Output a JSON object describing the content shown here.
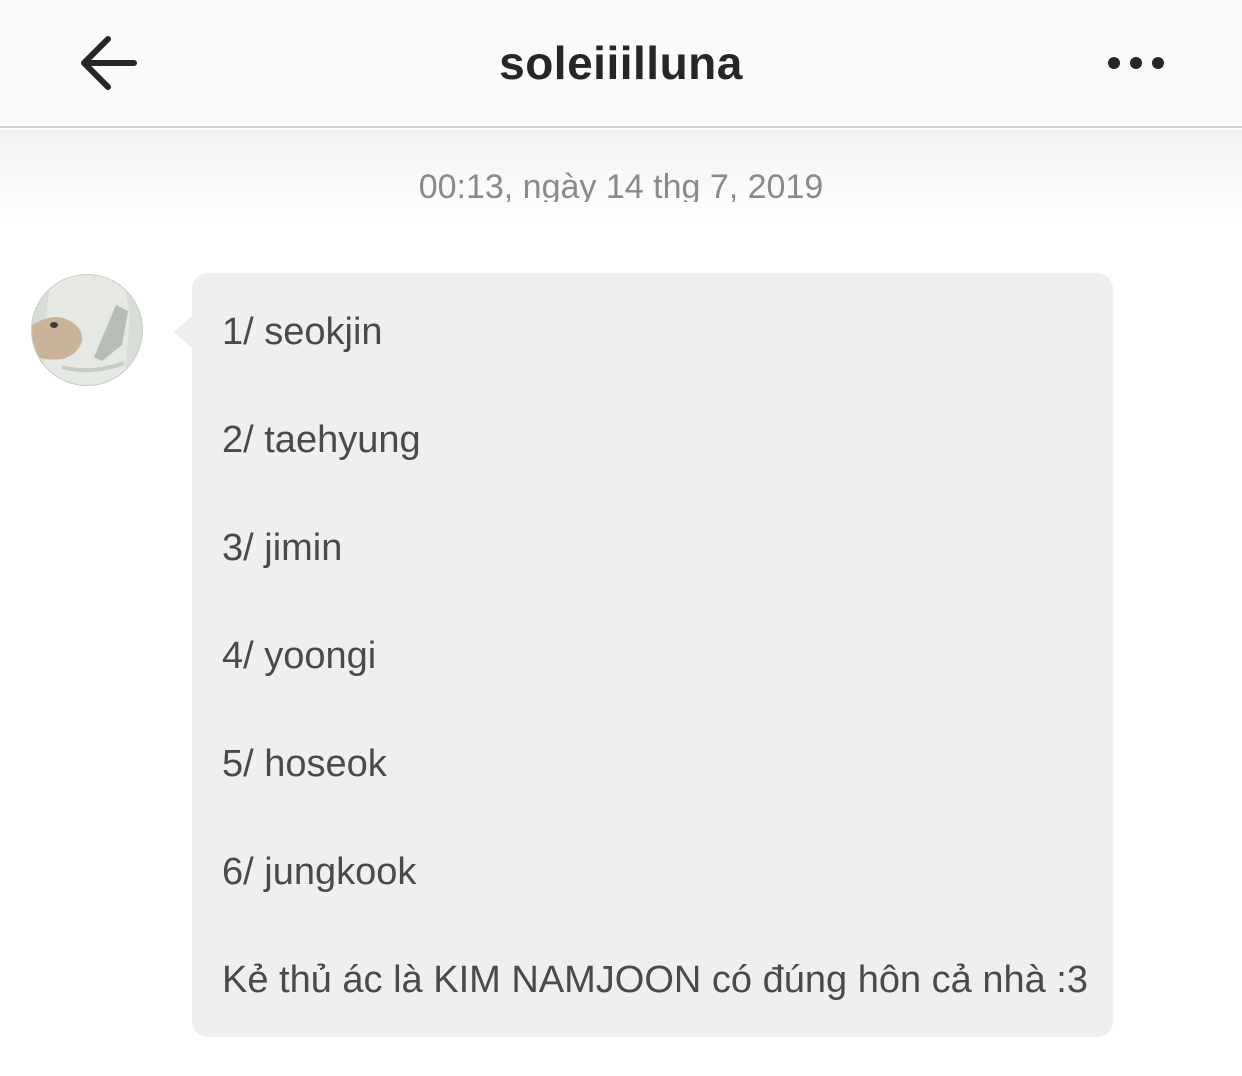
{
  "header": {
    "title": "soleiiilluna",
    "back_icon": "arrow-left-icon",
    "more_icon": "more-horizontal-icon"
  },
  "thread": {
    "timestamp": "00:13, ngày 14 thg 7, 2019",
    "avatar_icon": "user-avatar",
    "message": {
      "lines": [
        "1/ seokjin",
        "2/ taehyung",
        "3/ jimin",
        "4/ yoongi",
        "5/ hoseok",
        "6/ jungkook",
        "Kẻ thủ ác là KIM NAMJOON có đúng hôn cả nhà :3"
      ]
    }
  },
  "colors": {
    "header_bg": "#fafafa",
    "bubble_bg": "#efefef",
    "text": "#4a4a4a",
    "timestamp": "#8a8a8a"
  }
}
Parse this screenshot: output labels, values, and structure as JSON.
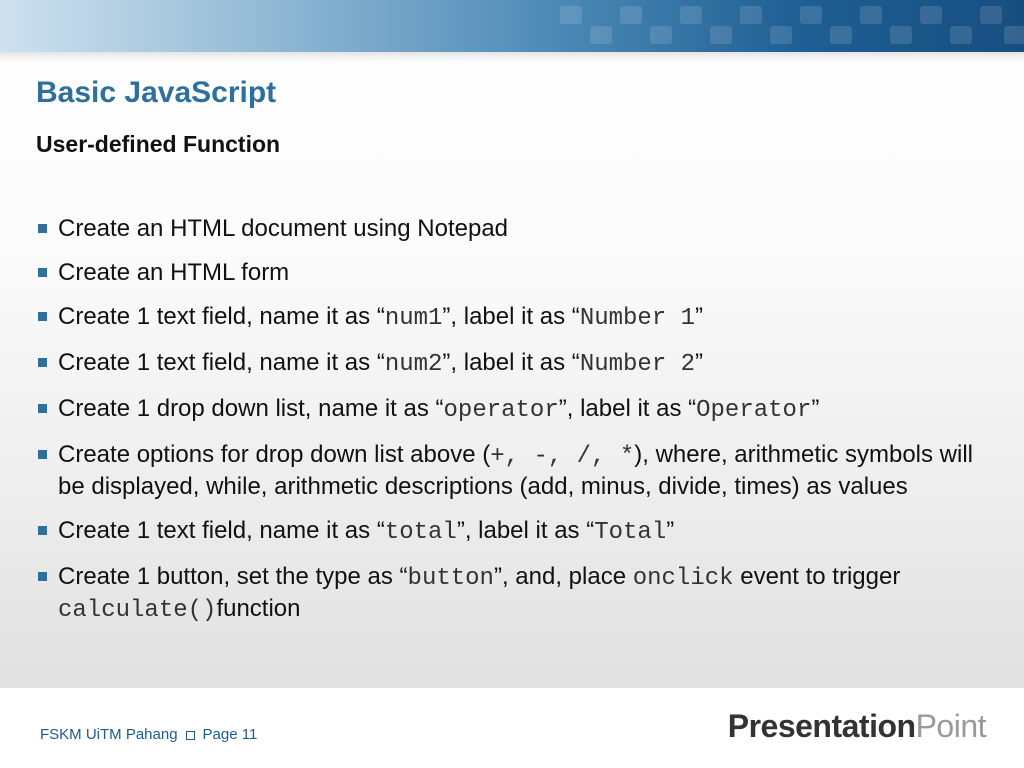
{
  "slide": {
    "title": "Basic JavaScript",
    "subtitle": "User-defined Function",
    "bullets": [
      {
        "segments": [
          {
            "t": "Create an HTML document using Notepad"
          }
        ]
      },
      {
        "segments": [
          {
            "t": "Create an HTML form"
          }
        ]
      },
      {
        "segments": [
          {
            "t": "Create 1 text field, name it as “"
          },
          {
            "t": "num1",
            "code": true
          },
          {
            "t": "”, label it as “"
          },
          {
            "t": "Number 1",
            "code": true
          },
          {
            "t": "”"
          }
        ]
      },
      {
        "segments": [
          {
            "t": "Create 1 text field, name it as “"
          },
          {
            "t": "num2",
            "code": true
          },
          {
            "t": "”, label it as “"
          },
          {
            "t": "Number 2",
            "code": true
          },
          {
            "t": "”"
          }
        ]
      },
      {
        "segments": [
          {
            "t": "Create 1 drop down list, name it as “"
          },
          {
            "t": "operator",
            "code": true
          },
          {
            "t": "”, label it as “"
          },
          {
            "t": "Operator",
            "code": true
          },
          {
            "t": "”"
          }
        ]
      },
      {
        "segments": [
          {
            "t": "Create options for drop down list above ("
          },
          {
            "t": "+, -, /, *",
            "code": true
          },
          {
            "t": "), where, arithmetic symbols will be displayed, while, arithmetic descriptions (add, minus, divide, times) as values"
          }
        ]
      },
      {
        "segments": [
          {
            "t": "Create 1 text field, name it as “"
          },
          {
            "t": "total",
            "code": true
          },
          {
            "t": "”, label it as “"
          },
          {
            "t": "Total",
            "code": true
          },
          {
            "t": "”"
          }
        ]
      },
      {
        "segments": [
          {
            "t": "Create 1 button, set the type as “"
          },
          {
            "t": "button",
            "code": true
          },
          {
            "t": "”, and, place "
          },
          {
            "t": "onclick",
            "code": true
          },
          {
            "t": " event to trigger "
          },
          {
            "t": "calculate()",
            "code": true
          },
          {
            "t": "function"
          }
        ]
      }
    ]
  },
  "footer": {
    "org": "FSKM UiTM Pahang",
    "page": "Page 11",
    "brand_bold": "Presentation",
    "brand_light": "Point"
  },
  "colors": {
    "title": "#2f6f9e",
    "bullet_marker": "#2f6f9e",
    "footer_text": "#1c5b8e"
  }
}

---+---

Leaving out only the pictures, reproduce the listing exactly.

**REPLY**
Output a JSON object describing the content shown here.
{
  "header": {
    "title": "soleiiilluna",
    "back_icon": "arrow-left-icon",
    "more_icon": "more-horizontal-icon"
  },
  "thread": {
    "timestamp": "00:13, ngày 14 thg 7, 2019",
    "avatar_icon": "user-avatar",
    "message": {
      "lines": [
        "1/ seokjin",
        "2/ taehyung",
        "3/ jimin",
        "4/ yoongi",
        "5/ hoseok",
        "6/ jungkook",
        "Kẻ thủ ác là KIM NAMJOON có đúng hôn cả nhà :3"
      ]
    }
  },
  "colors": {
    "header_bg": "#fafafa",
    "bubble_bg": "#efefef",
    "text": "#4a4a4a",
    "timestamp": "#8a8a8a"
  }
}
Parse this screenshot: output labels, values, and structure as JSON.
{
  "slide": {
    "title": "Basic JavaScript",
    "subtitle": "User-defined Function",
    "bullets": [
      {
        "segments": [
          {
            "t": "Create an HTML document using Notepad"
          }
        ]
      },
      {
        "segments": [
          {
            "t": "Create an HTML form"
          }
        ]
      },
      {
        "segments": [
          {
            "t": "Create 1 text field, name it as “"
          },
          {
            "t": "num1",
            "code": true
          },
          {
            "t": "”, label it as “"
          },
          {
            "t": "Number 1",
            "code": true
          },
          {
            "t": "”"
          }
        ]
      },
      {
        "segments": [
          {
            "t": "Create 1 text field, name it as “"
          },
          {
            "t": "num2",
            "code": true
          },
          {
            "t": "”, label it as “"
          },
          {
            "t": "Number 2",
            "code": true
          },
          {
            "t": "”"
          }
        ]
      },
      {
        "segments": [
          {
            "t": "Create 1 drop down list, name it as “"
          },
          {
            "t": "operator",
            "code": true
          },
          {
            "t": "”, label it as “"
          },
          {
            "t": "Operator",
            "code": true
          },
          {
            "t": "”"
          }
        ]
      },
      {
        "segments": [
          {
            "t": "Create options for drop down list above ("
          },
          {
            "t": "+, -, /, *",
            "code": true
          },
          {
            "t": "), where, arithmetic symbols will be displayed, while, arithmetic descriptions (add, minus, divide, times) as values"
          }
        ]
      },
      {
        "segments": [
          {
            "t": "Create 1 text field, name it as “"
          },
          {
            "t": "total",
            "code": true
          },
          {
            "t": "”, label it as “"
          },
          {
            "t": "Total",
            "code": true
          },
          {
            "t": "”"
          }
        ]
      },
      {
        "segments": [
          {
            "t": "Create 1 button, set the type as “"
          },
          {
            "t": "button",
            "code": true
          },
          {
            "t": "”, and, place "
          },
          {
            "t": "onclick",
            "code": true
          },
          {
            "t": " event to trigger "
          },
          {
            "t": "calculate()",
            "code": true
          },
          {
            "t": "function"
          }
        ]
      }
    ]
  },
  "footer": {
    "org": "FSKM UiTM Pahang",
    "page": "Page 11",
    "brand_bold": "Presentation",
    "brand_light": "Point"
  },
  "colors": {
    "title": "#2f6f9e",
    "bullet_marker": "#2f6f9e",
    "footer_text": "#1c5b8e"
  }
}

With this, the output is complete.